Excerpted data Block Start

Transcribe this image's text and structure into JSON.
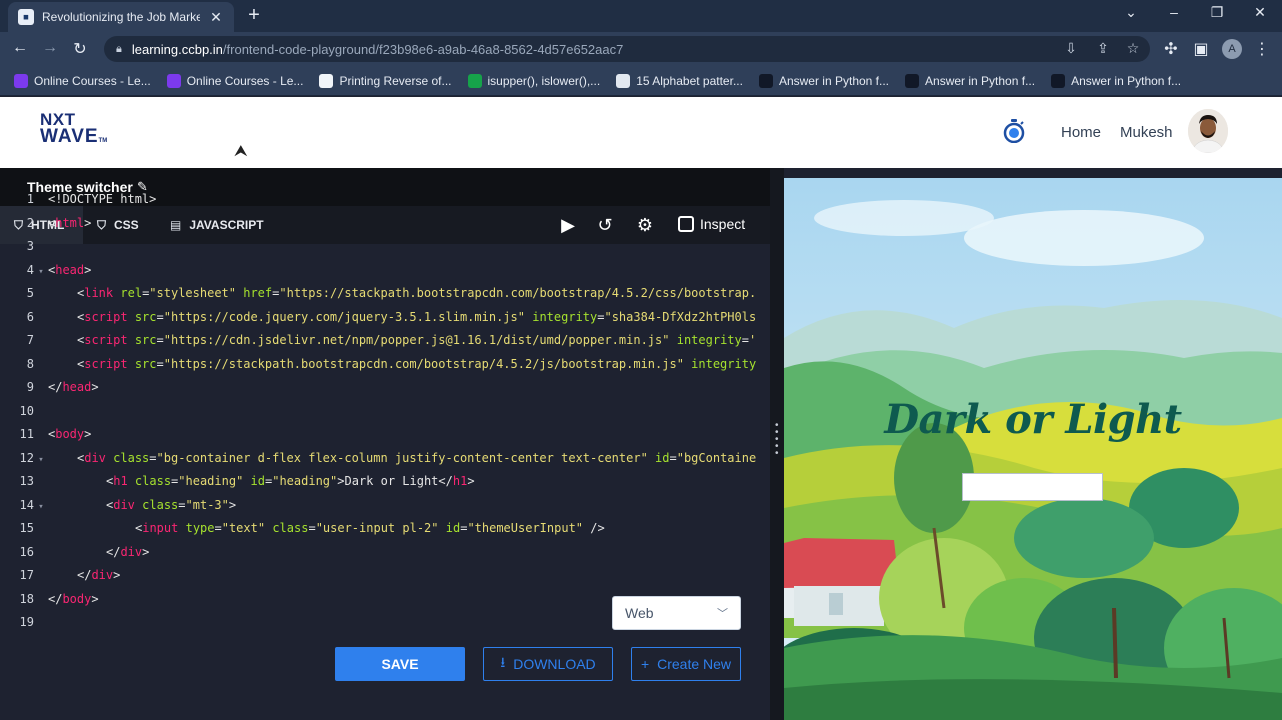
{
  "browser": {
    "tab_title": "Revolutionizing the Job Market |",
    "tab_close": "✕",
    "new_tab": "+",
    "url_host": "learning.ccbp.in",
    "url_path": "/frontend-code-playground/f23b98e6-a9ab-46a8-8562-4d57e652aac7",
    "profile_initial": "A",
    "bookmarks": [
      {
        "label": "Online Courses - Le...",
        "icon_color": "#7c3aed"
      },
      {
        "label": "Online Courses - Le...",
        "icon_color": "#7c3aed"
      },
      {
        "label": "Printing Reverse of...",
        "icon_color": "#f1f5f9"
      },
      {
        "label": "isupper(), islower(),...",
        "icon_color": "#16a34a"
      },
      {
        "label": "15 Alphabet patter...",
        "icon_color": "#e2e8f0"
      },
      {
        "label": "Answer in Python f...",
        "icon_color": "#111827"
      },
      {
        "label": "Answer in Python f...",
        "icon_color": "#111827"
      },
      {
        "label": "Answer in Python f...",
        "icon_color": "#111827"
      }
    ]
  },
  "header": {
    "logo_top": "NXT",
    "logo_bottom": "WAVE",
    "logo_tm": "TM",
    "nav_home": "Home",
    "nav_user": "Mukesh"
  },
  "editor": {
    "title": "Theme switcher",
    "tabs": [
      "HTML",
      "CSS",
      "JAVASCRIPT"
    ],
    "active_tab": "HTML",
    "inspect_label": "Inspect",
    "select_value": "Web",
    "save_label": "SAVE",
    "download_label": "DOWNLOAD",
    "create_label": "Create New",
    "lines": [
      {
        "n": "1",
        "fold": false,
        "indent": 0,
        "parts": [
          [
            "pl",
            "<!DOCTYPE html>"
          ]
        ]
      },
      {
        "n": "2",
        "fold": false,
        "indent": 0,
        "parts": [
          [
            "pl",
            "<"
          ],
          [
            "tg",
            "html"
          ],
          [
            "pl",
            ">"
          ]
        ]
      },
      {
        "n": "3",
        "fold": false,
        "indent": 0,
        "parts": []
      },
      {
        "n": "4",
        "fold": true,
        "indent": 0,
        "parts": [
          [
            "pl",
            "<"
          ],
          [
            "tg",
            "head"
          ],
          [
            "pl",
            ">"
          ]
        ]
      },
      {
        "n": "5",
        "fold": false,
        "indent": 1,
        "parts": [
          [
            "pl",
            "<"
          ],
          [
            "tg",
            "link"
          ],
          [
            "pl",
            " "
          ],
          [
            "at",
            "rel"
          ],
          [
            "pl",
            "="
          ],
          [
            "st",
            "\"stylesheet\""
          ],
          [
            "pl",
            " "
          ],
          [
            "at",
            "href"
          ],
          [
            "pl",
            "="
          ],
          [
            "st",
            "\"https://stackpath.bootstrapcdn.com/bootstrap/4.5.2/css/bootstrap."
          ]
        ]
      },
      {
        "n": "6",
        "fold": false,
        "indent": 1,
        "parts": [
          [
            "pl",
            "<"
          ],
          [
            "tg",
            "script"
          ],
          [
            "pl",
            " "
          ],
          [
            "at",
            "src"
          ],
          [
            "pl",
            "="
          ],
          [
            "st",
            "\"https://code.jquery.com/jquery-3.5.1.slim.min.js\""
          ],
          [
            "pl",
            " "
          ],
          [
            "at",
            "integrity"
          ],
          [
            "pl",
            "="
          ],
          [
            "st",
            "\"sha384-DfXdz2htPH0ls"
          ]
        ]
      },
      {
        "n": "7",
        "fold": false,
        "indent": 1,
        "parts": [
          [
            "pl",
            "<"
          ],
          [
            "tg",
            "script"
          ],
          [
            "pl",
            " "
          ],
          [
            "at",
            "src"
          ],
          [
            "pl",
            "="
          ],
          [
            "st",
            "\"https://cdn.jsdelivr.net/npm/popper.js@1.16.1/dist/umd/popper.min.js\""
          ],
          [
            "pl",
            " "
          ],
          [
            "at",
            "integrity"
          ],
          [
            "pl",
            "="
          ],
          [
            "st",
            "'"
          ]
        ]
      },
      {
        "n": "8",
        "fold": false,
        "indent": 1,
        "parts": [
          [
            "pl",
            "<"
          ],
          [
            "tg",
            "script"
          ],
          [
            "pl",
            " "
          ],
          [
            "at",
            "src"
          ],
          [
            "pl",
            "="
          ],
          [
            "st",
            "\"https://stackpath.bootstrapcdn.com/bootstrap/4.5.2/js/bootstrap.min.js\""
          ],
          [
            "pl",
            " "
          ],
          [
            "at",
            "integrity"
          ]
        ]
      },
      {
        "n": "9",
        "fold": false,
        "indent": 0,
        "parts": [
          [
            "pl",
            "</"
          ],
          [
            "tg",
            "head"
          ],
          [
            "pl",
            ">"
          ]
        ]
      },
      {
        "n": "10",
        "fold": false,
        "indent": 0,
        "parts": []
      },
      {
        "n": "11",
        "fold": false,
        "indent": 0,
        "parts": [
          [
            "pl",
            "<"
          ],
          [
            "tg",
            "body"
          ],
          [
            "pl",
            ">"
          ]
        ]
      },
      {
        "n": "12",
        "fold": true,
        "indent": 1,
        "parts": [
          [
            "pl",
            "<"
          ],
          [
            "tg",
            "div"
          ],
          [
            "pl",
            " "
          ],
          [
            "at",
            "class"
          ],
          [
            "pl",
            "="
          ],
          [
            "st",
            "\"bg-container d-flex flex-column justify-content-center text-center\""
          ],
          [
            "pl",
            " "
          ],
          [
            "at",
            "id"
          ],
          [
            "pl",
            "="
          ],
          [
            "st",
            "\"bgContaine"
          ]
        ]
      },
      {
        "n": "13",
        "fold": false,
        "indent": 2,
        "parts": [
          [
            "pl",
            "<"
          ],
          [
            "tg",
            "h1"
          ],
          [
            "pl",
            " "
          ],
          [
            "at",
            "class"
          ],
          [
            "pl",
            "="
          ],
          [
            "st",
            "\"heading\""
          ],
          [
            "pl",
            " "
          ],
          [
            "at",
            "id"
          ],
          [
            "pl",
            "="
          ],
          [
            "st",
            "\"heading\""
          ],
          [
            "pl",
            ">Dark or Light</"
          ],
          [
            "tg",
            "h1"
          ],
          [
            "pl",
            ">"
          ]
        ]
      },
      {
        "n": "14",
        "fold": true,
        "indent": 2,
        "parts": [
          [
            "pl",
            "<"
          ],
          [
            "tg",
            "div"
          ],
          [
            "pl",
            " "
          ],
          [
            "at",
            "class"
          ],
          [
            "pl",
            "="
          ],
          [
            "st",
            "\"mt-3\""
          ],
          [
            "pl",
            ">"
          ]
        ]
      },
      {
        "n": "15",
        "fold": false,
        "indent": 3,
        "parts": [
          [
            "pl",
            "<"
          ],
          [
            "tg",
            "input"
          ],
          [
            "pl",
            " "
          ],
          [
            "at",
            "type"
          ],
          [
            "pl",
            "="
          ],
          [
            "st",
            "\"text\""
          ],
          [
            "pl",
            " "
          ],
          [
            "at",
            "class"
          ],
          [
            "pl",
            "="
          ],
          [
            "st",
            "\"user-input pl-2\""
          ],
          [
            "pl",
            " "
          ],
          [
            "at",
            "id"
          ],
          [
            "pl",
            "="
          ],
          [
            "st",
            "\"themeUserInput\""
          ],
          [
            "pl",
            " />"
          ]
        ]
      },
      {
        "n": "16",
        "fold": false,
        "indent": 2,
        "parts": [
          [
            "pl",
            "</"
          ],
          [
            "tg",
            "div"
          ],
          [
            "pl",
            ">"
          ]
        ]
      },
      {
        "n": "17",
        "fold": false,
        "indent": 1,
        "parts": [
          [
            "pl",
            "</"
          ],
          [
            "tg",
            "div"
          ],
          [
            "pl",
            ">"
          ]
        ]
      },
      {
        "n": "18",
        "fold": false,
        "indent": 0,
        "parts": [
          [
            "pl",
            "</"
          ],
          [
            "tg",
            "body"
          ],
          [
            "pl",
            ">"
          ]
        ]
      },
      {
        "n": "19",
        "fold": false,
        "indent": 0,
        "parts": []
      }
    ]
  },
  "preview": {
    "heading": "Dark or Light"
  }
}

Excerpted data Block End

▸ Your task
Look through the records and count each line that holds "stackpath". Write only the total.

▸ Answer space
2